Definition of overman in English:

overman

verb

[WITH OBJECT]
  • Provide with more staff than necessary.

    ‘the company was vastly overmanned’
    • ‘The company is plainly overmanned, and that is the single biggest cost that needs to be tackled.’
    • ‘They encourage overmanning and a focus on the employee rather than the customer.’
    • ‘For most of this period JNR suffered from overmanning and union disruption, whilst considerable investment had been made in new infrastructure.’
    • ‘If they concentrate on personal banking they will meet up with the same cost pressures which the real banks have - largely as a result of rising costs of bank employees and overmanning.’
    • ‘Amid a barrage of criticism from the public about featherbedding and overmanning, Hong Kong's civil service is being forced to streamline and reform.’
    • ‘Amongst these was overmanning, poor marketing knowledge, poor communications by road and rail and lack of modern manufacturing methods.’
    • ‘Australia's waterside workers (dockers, longshoremen) had a big defeat a few years ago when both business and government got tough on their overmanning practices and cut the wharf workforce drastically.’
    • ‘Historic under-investment, endemic overmanning and antediluvian labour relations finally caught up with it just when it had a management least able to cope.’
    • ‘They've been made scapegoats because the fire station is overmanned.’
    • ‘The receiver had no problem identifying the fatal weaknesses; a slump in the market, overmanning, and massive premises which were costing a fortune to maintain.’
    • ‘While the pace contingent is threadbare, the spin section is overmanned.’
    • ‘Local authorities have become vast empires of superfluous activity, overmanned at taxpayers' expense.’
    • ‘If the rate is overmanned, then those Sailors who want to stay will be asked to take a look at other rates that aren't fully manned and then be provided the training opportunity to help them convert.’
    • ‘Indeed, hiring people is so cheap in comparison to other costs, that workplaces tend to be quite shockingly overmanned.’
    • ‘Out went artificial demarcation lines, overmanning and inflexibility.’
    • ‘It is time for a radical decentralisation programme for our vastly overmanned Civil Service.’
    • ‘‘A second cut against the King's Division of Northern England would be grossly disproportionate, very wasteful of highly trained infantrymen and lead to overmanning and redundancies.’’
    • ‘Mr Jones said: ‘We have been overmanned in some departments.’’
    • ‘Whatever the reason, public libraries were exempt until recently from the usual criticisms levelled at public services - that they are expensive to maintain, overmanned and generally inefficient.’
    • ‘There is intriguing evidence of persistent overmanning, i.e. maintaining unproductive labour, well into the structural adjustment phase.’

noun

  • 1An overseer in a colliery.

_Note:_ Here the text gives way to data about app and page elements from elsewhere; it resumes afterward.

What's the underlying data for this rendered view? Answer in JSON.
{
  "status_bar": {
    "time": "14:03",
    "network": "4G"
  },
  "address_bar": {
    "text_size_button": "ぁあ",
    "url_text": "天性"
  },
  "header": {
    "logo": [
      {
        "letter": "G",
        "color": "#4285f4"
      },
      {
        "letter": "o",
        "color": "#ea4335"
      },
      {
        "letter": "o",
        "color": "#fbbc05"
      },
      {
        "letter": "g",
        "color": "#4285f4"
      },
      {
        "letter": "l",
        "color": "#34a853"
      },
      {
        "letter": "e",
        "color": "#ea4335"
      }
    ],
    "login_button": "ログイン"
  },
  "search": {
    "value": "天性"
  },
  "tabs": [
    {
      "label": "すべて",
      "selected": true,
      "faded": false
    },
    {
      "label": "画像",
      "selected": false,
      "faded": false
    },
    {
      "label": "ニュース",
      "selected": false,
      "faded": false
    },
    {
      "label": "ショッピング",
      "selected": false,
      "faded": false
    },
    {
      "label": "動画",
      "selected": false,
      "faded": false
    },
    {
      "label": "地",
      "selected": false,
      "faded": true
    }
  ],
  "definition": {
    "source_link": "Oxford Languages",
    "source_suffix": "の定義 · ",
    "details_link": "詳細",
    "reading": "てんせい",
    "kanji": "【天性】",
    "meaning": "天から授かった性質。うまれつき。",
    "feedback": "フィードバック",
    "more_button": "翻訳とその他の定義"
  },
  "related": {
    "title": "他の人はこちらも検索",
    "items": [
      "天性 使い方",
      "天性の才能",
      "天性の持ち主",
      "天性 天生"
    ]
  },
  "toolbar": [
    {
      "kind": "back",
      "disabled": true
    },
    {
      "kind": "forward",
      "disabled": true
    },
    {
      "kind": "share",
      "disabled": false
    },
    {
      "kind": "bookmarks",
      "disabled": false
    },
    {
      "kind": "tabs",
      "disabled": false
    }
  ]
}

    • ‘The overmen have the charge of the working of the pit, and more especially of the safety of the men, whence their name.’
    • ‘But they have fallen into the clutches of certain people not as desirable as the Yuppie overman.’
    • ‘On my mother's side, the majority of the family working in the industry were officials, on the management side - senior colliery overmen and jobs of that nature.’
    • ‘Then the overmen of the different pits came forward to shake hands with him, whilst the miners waved their caps.’
    • ‘He had mixed feelings therefore, about moving closer to home, as it might well mean going back on to the pick and shovel as there weren't many jobs going for overmen like himself.’
    • ‘The grandest, the undermanagers, overmen, engineers and surveyors lived nearest the colliery in streets with names: Thompson, Grant, West View.’
    supervisor, overseer, superintendent, manager, boss, team leader, line manager, controller
    View synonyms
  • 2Philosophy

    another term for superman
    • ‘This is the stuff of Nietzsche, in his declaration that ‘Man is a rope, fastened between animal and overman a rope over an abyss.’’
    • ‘The overman is he who alone leads man to what he is: the being who surpasses himself, and in whose surpassing there is affirmed the necessity of his passing.’
    • ‘Just over a century ago, Zarathustra came down from his solitary wanderings in the mountains and addressed the people thus: ‘I teach you the overman’.’
    • ‘Since Zarathustra tells women that their greatest hope should be to bear the overman, Nietzsche is sometimes taken to exclude the concept of the noble woman.’
    • ‘He had taught them about Nietzsche and his philosophy of the overman, a superior man who did not have to obey conventions and morals made for inferiors.’

Pronunciation

overman

/ˈəʊvəman/